Detail of one of the windows of the Registan.
Try walking around early in the morning and late in the evening, the chances are great you'll find pieces of the mosaics that have fallen off.
Maybe this should be in the Shopping Tips: Free Souvenirs
The Registan is amazing. The Registan is the main attraction (of many) in Samarkand. Inside the buildings are various shops selling carpets, trinkets and other Uzbek crafts.
Come back at different times during the day to see the Registan in different lighting conditions. It even looks great at night when illuminated by lights.
'Registan' apparently means 'sandy place' which must be the most under-rating description in the world. It is Samarkand's main square, surrounded on three sides by beautiful and colossal Temurid medressahs. The photograph here is taken at some distance to fit all three in but the details of the tilework really need to be seen closeup.
The medressah on the left is the oldest, the Ulug Beg medressah (built 1417-1420), named after Timur's grandson the astronomer king of Samarkand. On the right is the Sher-dah medressah (1619-1636) of which more in another tip, in the middle is the Tillya Kari (1646-1660).
Inside each medressah the old classrooms and students' quarters are now tourist shops.
Sher-Dah means "lion bearing" and it refers to the two lions (they look more like tigers) above the portal. On the back of each one is a sun with a Mongol face. I find this the most interesting of Samarkand's monuments. The depiction of living things on a Muslim religious school is unusual enough, but it has been suggested that the rising sun on the lion/tiger's back is a symbol of the Zoroastian deity Mithra, the Unconquered Sun. Although this city was once part of Zoroastrian ancient Persia that was a long time before the 17th century when this medressah was built.
Kind of a no-brainer, as it's the reason most people come to Samarqand in the first place. There are three medressas with huge facades forming (along with an open side) a large square. The square starts closing down early (in other words, right when it starts to get to a reasonable temperature). You can go inside the medressas to see their courtyards and further tilework. It is most beautiful and impressive. You can go up the minarets if you help the guards and his buddies out a bit.

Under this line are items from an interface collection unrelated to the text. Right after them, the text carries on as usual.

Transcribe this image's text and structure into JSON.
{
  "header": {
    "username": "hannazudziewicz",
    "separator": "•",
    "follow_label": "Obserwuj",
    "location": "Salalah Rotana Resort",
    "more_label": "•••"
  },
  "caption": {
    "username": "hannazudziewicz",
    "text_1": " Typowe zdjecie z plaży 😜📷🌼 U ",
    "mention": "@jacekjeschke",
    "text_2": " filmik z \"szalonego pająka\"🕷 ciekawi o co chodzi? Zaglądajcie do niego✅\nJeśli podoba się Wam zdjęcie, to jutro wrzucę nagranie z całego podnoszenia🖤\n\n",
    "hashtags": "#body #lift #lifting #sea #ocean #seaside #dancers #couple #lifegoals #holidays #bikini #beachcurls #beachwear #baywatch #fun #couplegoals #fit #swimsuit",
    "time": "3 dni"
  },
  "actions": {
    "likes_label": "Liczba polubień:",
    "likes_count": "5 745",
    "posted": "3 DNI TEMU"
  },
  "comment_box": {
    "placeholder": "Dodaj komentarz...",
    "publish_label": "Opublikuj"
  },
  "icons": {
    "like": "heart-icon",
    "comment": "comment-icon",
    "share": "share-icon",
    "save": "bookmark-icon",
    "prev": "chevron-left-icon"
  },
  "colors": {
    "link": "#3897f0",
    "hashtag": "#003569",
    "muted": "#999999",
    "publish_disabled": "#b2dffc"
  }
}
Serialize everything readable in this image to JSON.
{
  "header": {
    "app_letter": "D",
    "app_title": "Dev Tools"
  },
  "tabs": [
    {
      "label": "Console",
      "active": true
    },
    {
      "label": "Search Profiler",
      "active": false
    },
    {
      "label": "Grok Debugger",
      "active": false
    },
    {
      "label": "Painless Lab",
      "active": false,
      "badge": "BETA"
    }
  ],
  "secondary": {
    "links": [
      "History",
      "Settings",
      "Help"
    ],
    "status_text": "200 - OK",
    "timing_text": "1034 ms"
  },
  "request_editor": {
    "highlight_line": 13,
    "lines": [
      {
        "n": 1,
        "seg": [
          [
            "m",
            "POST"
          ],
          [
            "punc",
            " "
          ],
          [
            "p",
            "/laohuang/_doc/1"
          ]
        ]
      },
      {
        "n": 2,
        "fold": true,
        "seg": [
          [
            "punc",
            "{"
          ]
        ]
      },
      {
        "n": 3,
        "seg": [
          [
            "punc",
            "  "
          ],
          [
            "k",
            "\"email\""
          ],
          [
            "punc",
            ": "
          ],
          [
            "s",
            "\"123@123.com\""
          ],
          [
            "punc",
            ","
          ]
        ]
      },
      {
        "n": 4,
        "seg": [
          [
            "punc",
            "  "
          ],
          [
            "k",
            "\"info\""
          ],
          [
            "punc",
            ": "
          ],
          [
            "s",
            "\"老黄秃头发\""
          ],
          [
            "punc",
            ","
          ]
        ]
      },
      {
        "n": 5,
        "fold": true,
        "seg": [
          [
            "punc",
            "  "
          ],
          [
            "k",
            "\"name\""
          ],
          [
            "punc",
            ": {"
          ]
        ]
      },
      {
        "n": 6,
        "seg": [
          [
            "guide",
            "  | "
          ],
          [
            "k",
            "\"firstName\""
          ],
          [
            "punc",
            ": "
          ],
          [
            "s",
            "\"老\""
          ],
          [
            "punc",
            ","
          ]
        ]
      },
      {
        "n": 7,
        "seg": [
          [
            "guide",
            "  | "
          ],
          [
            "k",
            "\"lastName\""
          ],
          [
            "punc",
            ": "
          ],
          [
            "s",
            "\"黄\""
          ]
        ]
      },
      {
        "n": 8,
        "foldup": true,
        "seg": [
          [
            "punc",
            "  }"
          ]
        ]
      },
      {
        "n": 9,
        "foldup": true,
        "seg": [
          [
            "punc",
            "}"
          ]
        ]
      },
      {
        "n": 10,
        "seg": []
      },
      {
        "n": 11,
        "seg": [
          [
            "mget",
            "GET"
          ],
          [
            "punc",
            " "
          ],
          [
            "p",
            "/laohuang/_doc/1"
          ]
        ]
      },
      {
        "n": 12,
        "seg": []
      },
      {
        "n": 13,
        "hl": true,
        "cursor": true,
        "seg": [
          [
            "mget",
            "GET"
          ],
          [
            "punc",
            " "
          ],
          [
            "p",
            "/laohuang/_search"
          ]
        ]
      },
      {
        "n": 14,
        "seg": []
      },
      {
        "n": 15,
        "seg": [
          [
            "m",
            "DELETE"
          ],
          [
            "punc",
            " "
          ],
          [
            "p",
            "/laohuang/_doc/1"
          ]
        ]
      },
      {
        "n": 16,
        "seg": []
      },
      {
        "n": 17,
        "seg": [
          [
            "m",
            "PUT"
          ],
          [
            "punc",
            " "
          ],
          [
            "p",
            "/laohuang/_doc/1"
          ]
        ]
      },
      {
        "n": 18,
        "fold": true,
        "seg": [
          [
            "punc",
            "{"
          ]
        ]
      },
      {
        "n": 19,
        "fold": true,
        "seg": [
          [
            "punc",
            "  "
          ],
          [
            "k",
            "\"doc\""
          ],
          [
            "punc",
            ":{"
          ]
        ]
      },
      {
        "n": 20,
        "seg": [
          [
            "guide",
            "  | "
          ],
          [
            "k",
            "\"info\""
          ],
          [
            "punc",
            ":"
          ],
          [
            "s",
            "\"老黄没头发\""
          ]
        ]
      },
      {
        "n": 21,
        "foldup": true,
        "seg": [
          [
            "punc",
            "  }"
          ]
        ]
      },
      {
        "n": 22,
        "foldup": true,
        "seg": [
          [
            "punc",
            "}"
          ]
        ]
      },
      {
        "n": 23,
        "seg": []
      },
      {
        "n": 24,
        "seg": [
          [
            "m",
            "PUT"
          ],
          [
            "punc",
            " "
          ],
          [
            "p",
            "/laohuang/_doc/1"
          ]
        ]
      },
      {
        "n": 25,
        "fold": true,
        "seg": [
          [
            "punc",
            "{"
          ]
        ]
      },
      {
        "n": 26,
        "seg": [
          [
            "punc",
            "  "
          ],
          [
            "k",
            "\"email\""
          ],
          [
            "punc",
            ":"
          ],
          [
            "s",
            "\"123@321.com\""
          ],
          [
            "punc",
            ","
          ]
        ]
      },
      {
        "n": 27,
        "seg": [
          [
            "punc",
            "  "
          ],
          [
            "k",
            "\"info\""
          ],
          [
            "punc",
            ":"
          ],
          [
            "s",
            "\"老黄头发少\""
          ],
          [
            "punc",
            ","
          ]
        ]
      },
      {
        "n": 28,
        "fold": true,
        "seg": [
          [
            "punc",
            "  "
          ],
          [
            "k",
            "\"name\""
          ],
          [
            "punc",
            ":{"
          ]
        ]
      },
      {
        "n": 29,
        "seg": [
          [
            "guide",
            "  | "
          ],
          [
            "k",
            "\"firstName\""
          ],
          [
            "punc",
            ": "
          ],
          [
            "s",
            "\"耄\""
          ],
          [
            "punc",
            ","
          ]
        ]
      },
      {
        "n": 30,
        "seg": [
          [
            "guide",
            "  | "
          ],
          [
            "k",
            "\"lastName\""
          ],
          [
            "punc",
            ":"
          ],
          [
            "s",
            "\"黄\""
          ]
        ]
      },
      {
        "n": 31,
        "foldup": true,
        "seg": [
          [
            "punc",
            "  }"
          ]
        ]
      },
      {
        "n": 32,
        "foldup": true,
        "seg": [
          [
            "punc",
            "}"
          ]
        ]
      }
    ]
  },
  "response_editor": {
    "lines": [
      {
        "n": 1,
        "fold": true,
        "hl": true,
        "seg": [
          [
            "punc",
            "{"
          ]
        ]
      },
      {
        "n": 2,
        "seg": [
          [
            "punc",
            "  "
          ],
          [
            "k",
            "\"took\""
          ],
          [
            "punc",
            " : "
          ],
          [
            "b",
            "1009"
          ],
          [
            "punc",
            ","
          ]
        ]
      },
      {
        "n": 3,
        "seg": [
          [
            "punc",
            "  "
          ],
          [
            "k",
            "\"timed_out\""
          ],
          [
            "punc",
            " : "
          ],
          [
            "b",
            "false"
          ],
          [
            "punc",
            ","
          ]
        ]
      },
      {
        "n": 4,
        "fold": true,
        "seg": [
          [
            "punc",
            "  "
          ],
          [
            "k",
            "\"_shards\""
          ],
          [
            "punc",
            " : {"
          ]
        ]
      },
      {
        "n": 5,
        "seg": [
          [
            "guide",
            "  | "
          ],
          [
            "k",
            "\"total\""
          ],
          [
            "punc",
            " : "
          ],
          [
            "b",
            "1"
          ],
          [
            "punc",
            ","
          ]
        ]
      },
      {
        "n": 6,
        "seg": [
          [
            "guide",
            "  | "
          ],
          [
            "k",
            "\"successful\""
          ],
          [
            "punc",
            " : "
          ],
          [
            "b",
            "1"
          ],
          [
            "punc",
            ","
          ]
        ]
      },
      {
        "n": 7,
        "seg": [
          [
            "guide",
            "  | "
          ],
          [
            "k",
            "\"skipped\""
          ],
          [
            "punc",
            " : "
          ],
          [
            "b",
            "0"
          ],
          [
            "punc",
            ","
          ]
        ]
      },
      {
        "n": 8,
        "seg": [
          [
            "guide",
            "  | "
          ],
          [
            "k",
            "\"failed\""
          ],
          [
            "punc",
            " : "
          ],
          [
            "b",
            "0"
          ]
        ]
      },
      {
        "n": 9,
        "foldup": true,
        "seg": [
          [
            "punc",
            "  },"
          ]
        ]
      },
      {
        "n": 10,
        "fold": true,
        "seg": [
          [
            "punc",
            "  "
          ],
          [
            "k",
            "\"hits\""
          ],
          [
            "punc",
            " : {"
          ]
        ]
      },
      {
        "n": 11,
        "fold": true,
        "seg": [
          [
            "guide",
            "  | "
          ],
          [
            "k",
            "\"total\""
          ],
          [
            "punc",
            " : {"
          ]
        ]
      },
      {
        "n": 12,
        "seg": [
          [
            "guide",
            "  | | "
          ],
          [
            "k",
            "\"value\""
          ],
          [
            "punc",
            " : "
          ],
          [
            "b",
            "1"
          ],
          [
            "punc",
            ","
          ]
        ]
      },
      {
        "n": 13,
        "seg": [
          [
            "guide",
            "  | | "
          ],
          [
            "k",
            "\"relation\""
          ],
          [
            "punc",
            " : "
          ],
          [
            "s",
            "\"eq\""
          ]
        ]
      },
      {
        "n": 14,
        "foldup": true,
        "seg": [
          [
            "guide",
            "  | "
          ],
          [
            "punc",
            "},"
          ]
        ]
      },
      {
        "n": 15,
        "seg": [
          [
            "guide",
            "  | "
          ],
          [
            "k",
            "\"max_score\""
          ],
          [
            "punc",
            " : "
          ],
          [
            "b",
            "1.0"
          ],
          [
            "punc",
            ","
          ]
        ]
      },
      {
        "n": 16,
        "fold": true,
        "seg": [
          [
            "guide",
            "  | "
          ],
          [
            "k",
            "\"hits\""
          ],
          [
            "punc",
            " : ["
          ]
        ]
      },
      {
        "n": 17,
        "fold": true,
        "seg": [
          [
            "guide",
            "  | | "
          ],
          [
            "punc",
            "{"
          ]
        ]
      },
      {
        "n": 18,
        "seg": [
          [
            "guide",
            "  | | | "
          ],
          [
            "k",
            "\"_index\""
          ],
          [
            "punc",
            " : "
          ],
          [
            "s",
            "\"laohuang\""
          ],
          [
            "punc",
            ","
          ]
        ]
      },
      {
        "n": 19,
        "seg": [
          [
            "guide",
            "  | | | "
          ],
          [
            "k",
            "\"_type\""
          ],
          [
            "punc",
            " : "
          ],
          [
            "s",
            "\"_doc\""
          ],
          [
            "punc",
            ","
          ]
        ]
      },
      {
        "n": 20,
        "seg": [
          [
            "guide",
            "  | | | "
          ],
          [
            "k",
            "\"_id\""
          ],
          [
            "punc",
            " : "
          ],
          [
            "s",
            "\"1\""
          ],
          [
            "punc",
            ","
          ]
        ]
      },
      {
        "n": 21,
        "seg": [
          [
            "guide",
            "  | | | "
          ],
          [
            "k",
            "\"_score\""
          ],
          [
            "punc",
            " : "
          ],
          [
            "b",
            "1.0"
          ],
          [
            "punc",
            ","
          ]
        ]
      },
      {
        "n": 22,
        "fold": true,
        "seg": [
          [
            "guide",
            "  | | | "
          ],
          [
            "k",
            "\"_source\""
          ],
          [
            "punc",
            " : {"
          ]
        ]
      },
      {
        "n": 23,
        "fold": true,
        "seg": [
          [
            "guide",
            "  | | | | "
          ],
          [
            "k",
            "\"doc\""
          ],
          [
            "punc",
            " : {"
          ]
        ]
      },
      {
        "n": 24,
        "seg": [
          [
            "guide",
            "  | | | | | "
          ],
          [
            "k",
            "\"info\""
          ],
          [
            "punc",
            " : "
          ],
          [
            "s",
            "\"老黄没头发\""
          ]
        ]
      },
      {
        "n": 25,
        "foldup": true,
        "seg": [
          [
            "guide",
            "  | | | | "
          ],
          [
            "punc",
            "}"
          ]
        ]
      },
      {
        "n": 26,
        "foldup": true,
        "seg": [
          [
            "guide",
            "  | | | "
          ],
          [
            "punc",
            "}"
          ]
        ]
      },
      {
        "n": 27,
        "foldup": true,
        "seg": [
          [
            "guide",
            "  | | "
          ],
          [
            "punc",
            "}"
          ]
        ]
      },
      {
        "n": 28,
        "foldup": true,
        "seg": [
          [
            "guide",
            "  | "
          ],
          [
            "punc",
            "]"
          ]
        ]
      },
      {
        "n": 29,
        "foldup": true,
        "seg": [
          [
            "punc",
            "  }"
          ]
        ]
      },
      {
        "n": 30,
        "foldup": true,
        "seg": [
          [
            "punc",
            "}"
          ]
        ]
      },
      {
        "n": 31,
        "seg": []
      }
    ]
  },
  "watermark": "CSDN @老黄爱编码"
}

The Registan Square is the main landmark of Samarkand and a real beauty, with its blue domes and decorated tiles.
At night there is a wonderful "light and sound" show.